To take on ‘love’ in anyway way is quite a feat, and judging by number of times I have given or been given advice on the subject, love, as well as the interactions we enter into on its behalf, are a subject humankind could use a little help with. Not to mention that because we are nosy, voyeuristic creatures, most of us are more than willing to hear a little dirt on other people’s love-lives.
This condition of romantic hopelessness, un-drownable curiosity and willingness to suffer repeatedly in the hopes of outwitting loneliness are what makes You, Me and You so essential, so brave and so potentially foolish on the parts of Annie Gauthier and Milutin Gubash. Their non-looping video work presents ten hours of footage of the two artists going about their lives as part of a couple; talking, sleeping, lying in bed and making love.

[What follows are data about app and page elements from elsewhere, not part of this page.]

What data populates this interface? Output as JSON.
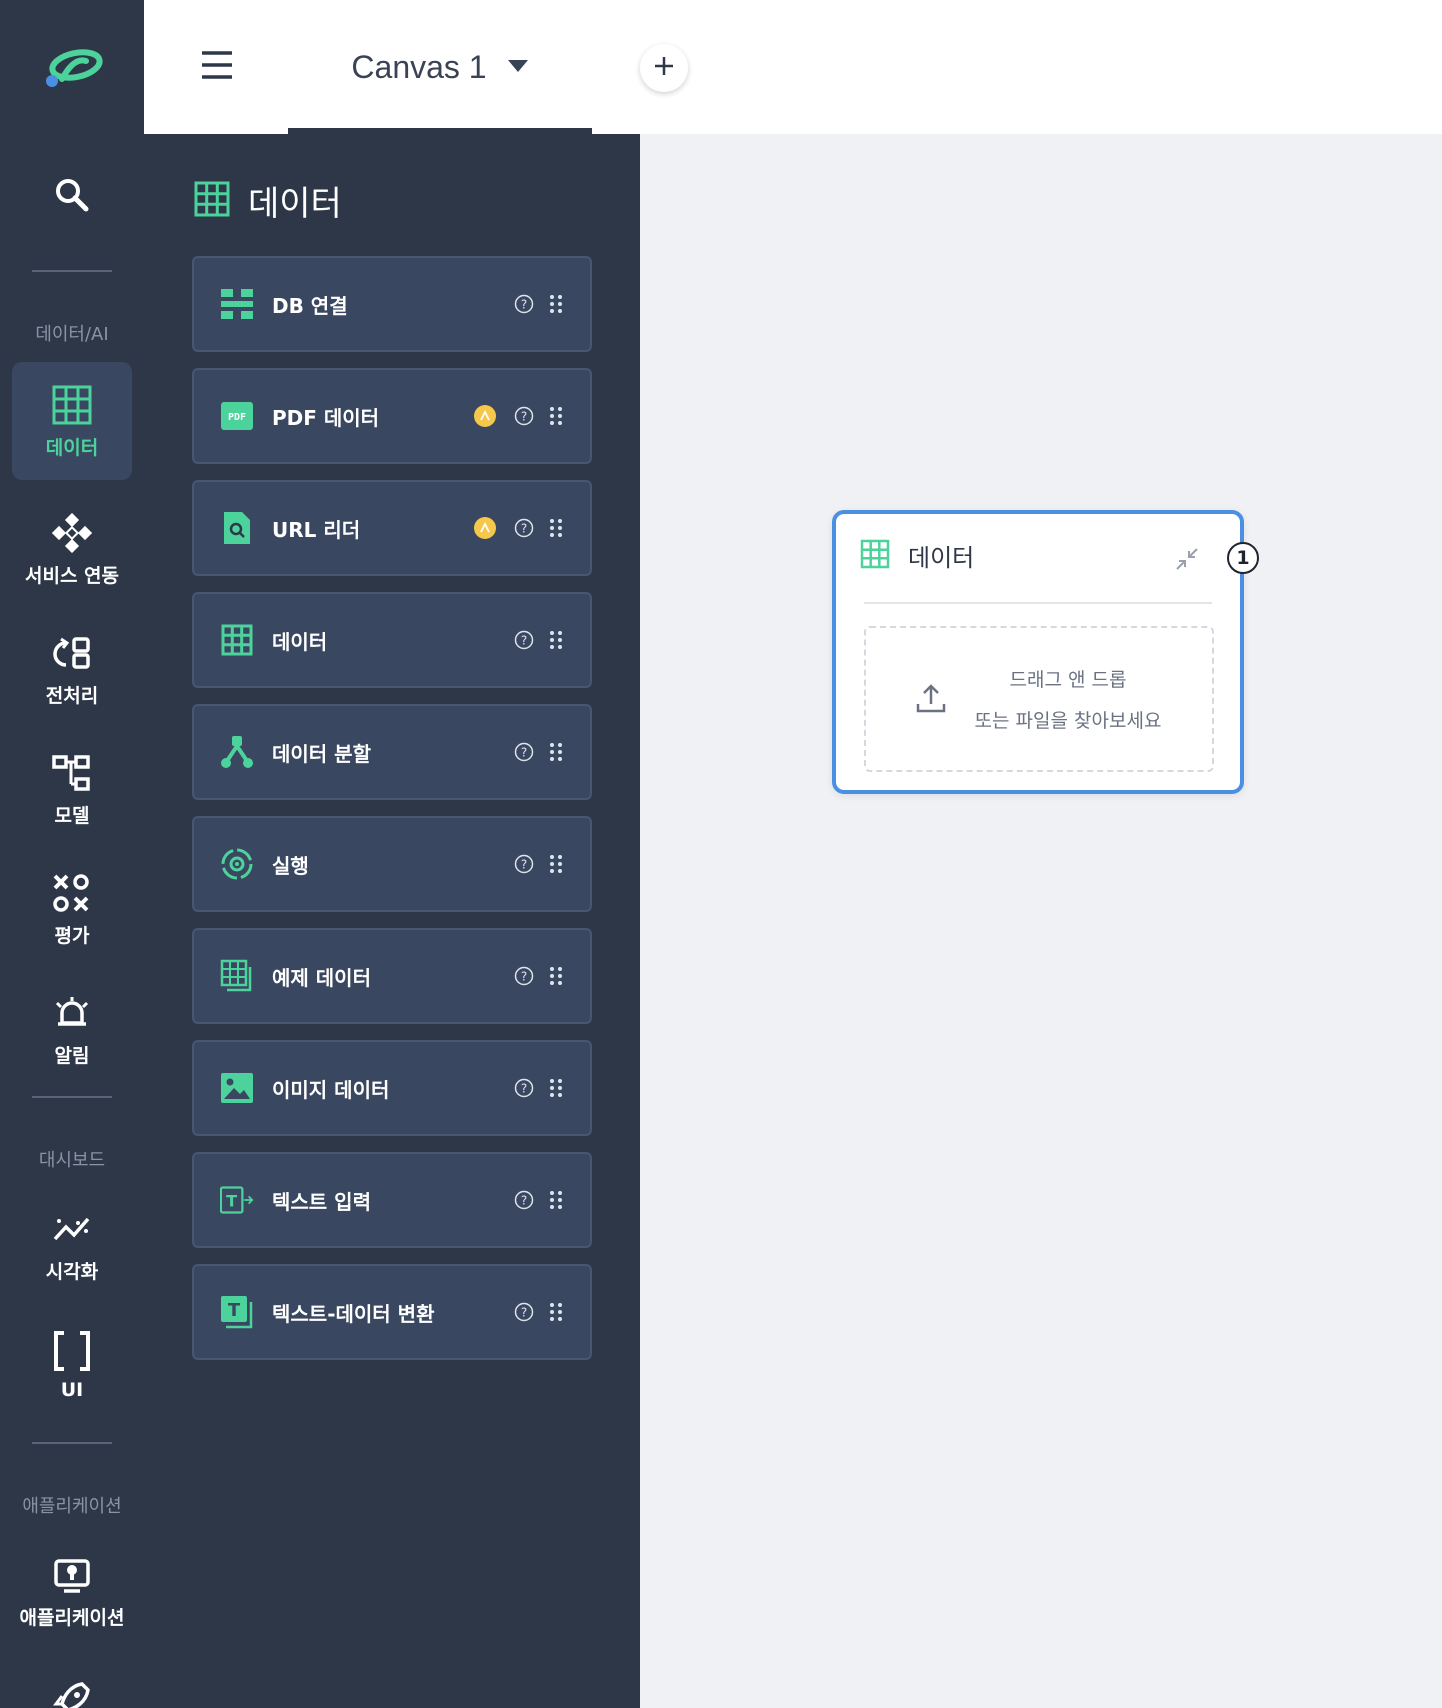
{
  "rail": {
    "logo": "logo-icon",
    "search_icon": "search-icon",
    "sections": {
      "data_ai": "데이터/AI",
      "dashboard": "대시보드",
      "application": "애플리케이션"
    },
    "items": [
      {
        "label": "데이터",
        "icon": "grid-icon",
        "active": true
      },
      {
        "label": "서비스 연동",
        "icon": "service-icon"
      },
      {
        "label": "전처리",
        "icon": "preprocess-icon"
      },
      {
        "label": "모델",
        "icon": "model-icon"
      },
      {
        "label": "평가",
        "icon": "evaluation-icon"
      },
      {
        "label": "알림",
        "icon": "bell-icon"
      },
      {
        "label": "시각화",
        "icon": "chart-icon"
      },
      {
        "label": "UI",
        "icon": "brackets-icon"
      },
      {
        "label": "애플리케이션",
        "icon": "app-icon"
      },
      {
        "label": "",
        "icon": "rocket-icon"
      }
    ]
  },
  "topbar": {
    "menu_icon": "hamburger-icon",
    "canvas_tab": "Canvas 1",
    "add_tab_icon": "plus-icon"
  },
  "panel": {
    "title": "데이터",
    "nodes": [
      {
        "label": "DB 연결",
        "icon": "db-icon",
        "premium": false
      },
      {
        "label": "PDF 데이터",
        "icon": "pdf-icon",
        "premium": true
      },
      {
        "label": "URL 리더",
        "icon": "url-reader-icon",
        "premium": true
      },
      {
        "label": "데이터",
        "icon": "grid-icon",
        "premium": false
      },
      {
        "label": "데이터 분할",
        "icon": "split-icon",
        "premium": false
      },
      {
        "label": "실행",
        "icon": "run-icon",
        "premium": false
      },
      {
        "label": "예제 데이터",
        "icon": "sample-data-icon",
        "premium": false
      },
      {
        "label": "이미지 데이터",
        "icon": "image-icon",
        "premium": false
      },
      {
        "label": "텍스트 입력",
        "icon": "text-input-icon",
        "premium": false
      },
      {
        "label": "텍스트-데이터 변환",
        "icon": "text-convert-icon",
        "premium": false
      }
    ]
  },
  "canvas_node": {
    "title": "데이터",
    "badge": "1",
    "drop_line1": "드래그 앤 드롭",
    "drop_line2": "또는 파일을 찾아보세요"
  },
  "colors": {
    "accent": "#4cd39b",
    "rail_bg": "#2d3748",
    "card_bg": "#3a4760",
    "node_border": "#4a90e2",
    "coin": "#f5c84c"
  }
}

The strategies at play in You, Me and You include a disarming intensity of disclosure, insurmountable quantities of material, and the disconcerting simplicity of direct dialogue with the audience. The extent to which the subject matter is highly personal yet still universal creates an almost forced identification with the artists on display. It is like my sex-life, my private conversations and personal living space are out on display in the gallery, without my permission.
Accompanying this sense of involuntarily proximity, of the work hitting too close to my own experiences as part of a couple, there is a certain lingering sense of bad taste in offering up their personal lives to the public. This kind of behavior is, after all, for tabloid coveted celebrities and sexual deviants, and behavior is one frontier where blurring the boundaries between ‘high’ and ‘pop’ doesn’t feel so comfortable.
Another thing that puts me on edge about You, Me and You is the absence of clear boundaries between the subjects and the audience. The people talking to the camera are not perfect looking actors or ritualized outsiders, and the stories they tell feel more familiar then foreign. In the absence of any special justification for why Annie and Milutin are on display, I start to feel ill at ease; perhaps now that I have witnessed their personal secrets, they have access to mine.
Like stumbling across a personal email addressed to someone else, You, Me and You also gives me the guilty delight of gaining access to a private medium, something created for an audience of one. By opening this up to the public, I feel a glimpse of something un-fakeable, something that crosses the distance I usually leave between myself and objects in the gallery.
This is not to say that Annie and Milutin are unaware that their acts are becoming art, which will be placed in a gallery for exhibition; their attitude toward the camera in the video is far from naive. But what is interesting about the situation is above and beyond their awareness of me the viewer, the art world etcetera, there is another more immediate audience present: each other. Despite its public presentation in an artist run center, You, Me and You is something the artists are clearly doing for each other, each becoming the other’s the mirror and ideal viewer. In addition to being partners in a romantic sense, they are reflecting and creating each other’s identity in this video.
If the exhibition was simply a case of putting an uncomfortable amount of the artists’ personal lives on display, it might not come as close as some art historical precedents for doing exactly this. But you and me, unknown and distant strangers to the artists, are not the only audience this work was created for. The allure of this piece comes from watching two individuals narrate and explore their lives in relation to each other, and while we have been permitted to watch, and our presence is acknowledged, it is not our permission or approval that the artists are looking for.
Their preoccupation with each other may be what allows Annie and Milutin to bravely offer up not just the racy part of their romance, but also their everyday reality for closer inspection. In so many ways, this piece is a very bold offering; exploring a subject so abundant and well discussed that it could have easily become either trite or cheesy. It is not only their passion that comes across, but also the difficulties of dual existence, each partner telling a slightly different version of their joint story. If they were less in love they might worry that they are giving too much away, but their mutual fixation is so strong that I have a hard time seeing anything other than the reflection of my own experiences.
Jasia Stuart makes, writes, replicates, defaces, repairs, cuts things up and aspires to become a magician. Previously, Stuart lived in Valencia, Spain, studied in Calgary at the Alberta College of Art and Design, and collected humming while living on the side of Buffalo Mountain. Stuart is currently thinking about eggs and pining for her recently discovered twin who is currently stuck in a parallel universe.